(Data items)
----------------------------------------

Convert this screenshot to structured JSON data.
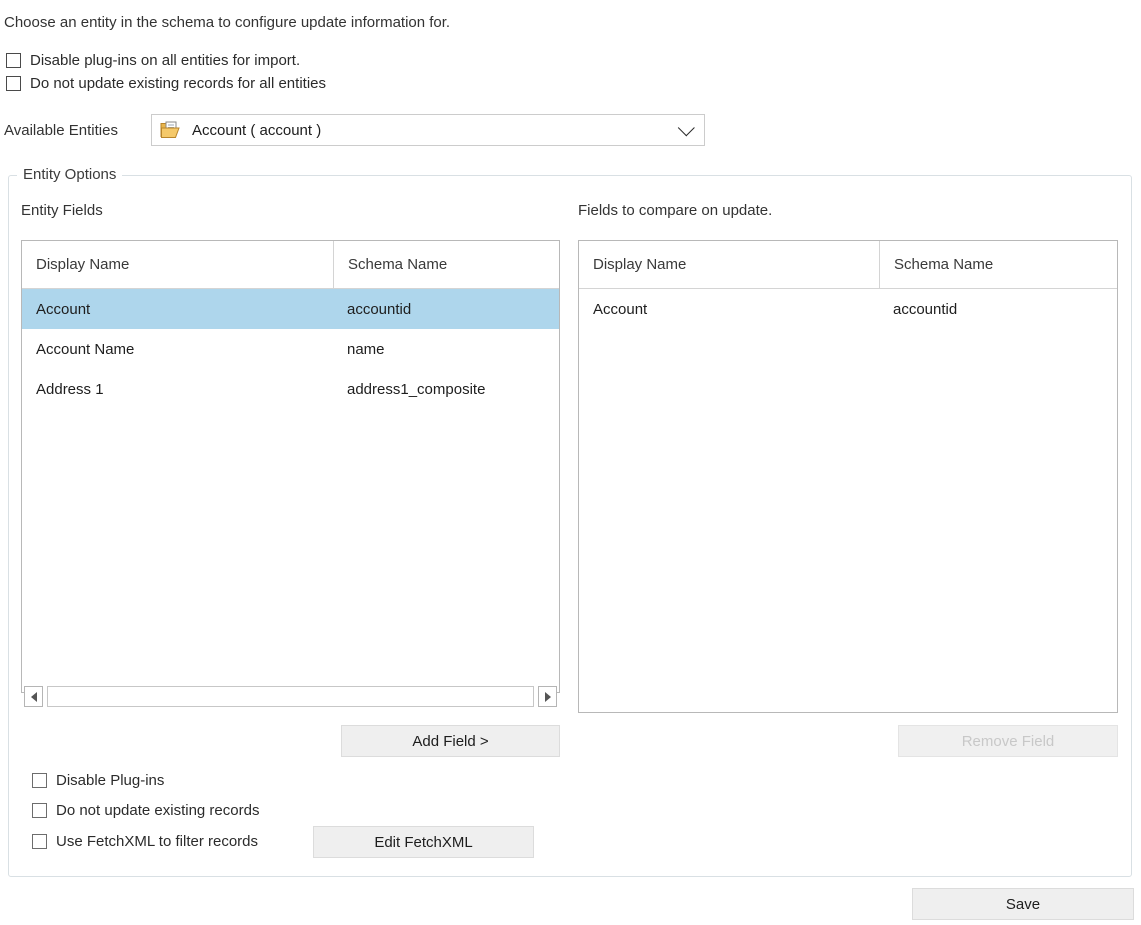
{
  "intro": {
    "text": "Choose an entity in the schema to configure update information for."
  },
  "global_options": [
    {
      "label": "Disable plug-ins on all entities for import.",
      "checked": false
    },
    {
      "label": "Do not update existing records for all entities",
      "checked": false
    }
  ],
  "entity_selector": {
    "label": "Available Entities",
    "icon": "folder-document-icon",
    "selected": "Account  ( account )",
    "arrow_icon": "chevron-down-icon"
  },
  "group": {
    "title": "Entity Options"
  },
  "left_panel": {
    "heading": "Entity Fields",
    "columns": [
      "Display Name",
      "Schema Name"
    ],
    "rows": [
      {
        "display_name": "Account",
        "schema_name": "accountid",
        "selected": true
      },
      {
        "display_name": "Account Name",
        "schema_name": "name",
        "selected": false
      },
      {
        "display_name": "Address 1",
        "schema_name": "address1_composite",
        "selected": false
      }
    ],
    "scrollbar": {
      "left_arrow_icon": "triangle-left-icon",
      "right_arrow_icon": "triangle-right-icon"
    },
    "add_button": {
      "label": "Add Field >",
      "enabled": true
    }
  },
  "right_panel": {
    "heading": "Fields to compare on update.",
    "columns": [
      "Display Name",
      "Schema Name"
    ],
    "rows": [
      {
        "display_name": "Account",
        "schema_name": "accountid",
        "selected": false
      }
    ],
    "remove_button": {
      "label": "Remove Field",
      "enabled": false
    }
  },
  "entity_options": [
    {
      "label": "Disable Plug-ins",
      "checked": false
    },
    {
      "label": "Do not update existing records",
      "checked": false
    },
    {
      "label": "Use FetchXML to filter records",
      "checked": false
    }
  ],
  "fetchxml_button": {
    "label": "Edit FetchXML",
    "enabled": true
  },
  "save_button": {
    "label": "Save",
    "enabled": true
  },
  "colors": {
    "selection": "#aed6ec",
    "button_face": "#efefef",
    "grid_border": "#b8b8b8",
    "group_border": "#d9e0e4",
    "disabled_text": "#c8c8c8"
  }
}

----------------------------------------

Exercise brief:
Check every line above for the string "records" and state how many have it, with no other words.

Solution for this task:
3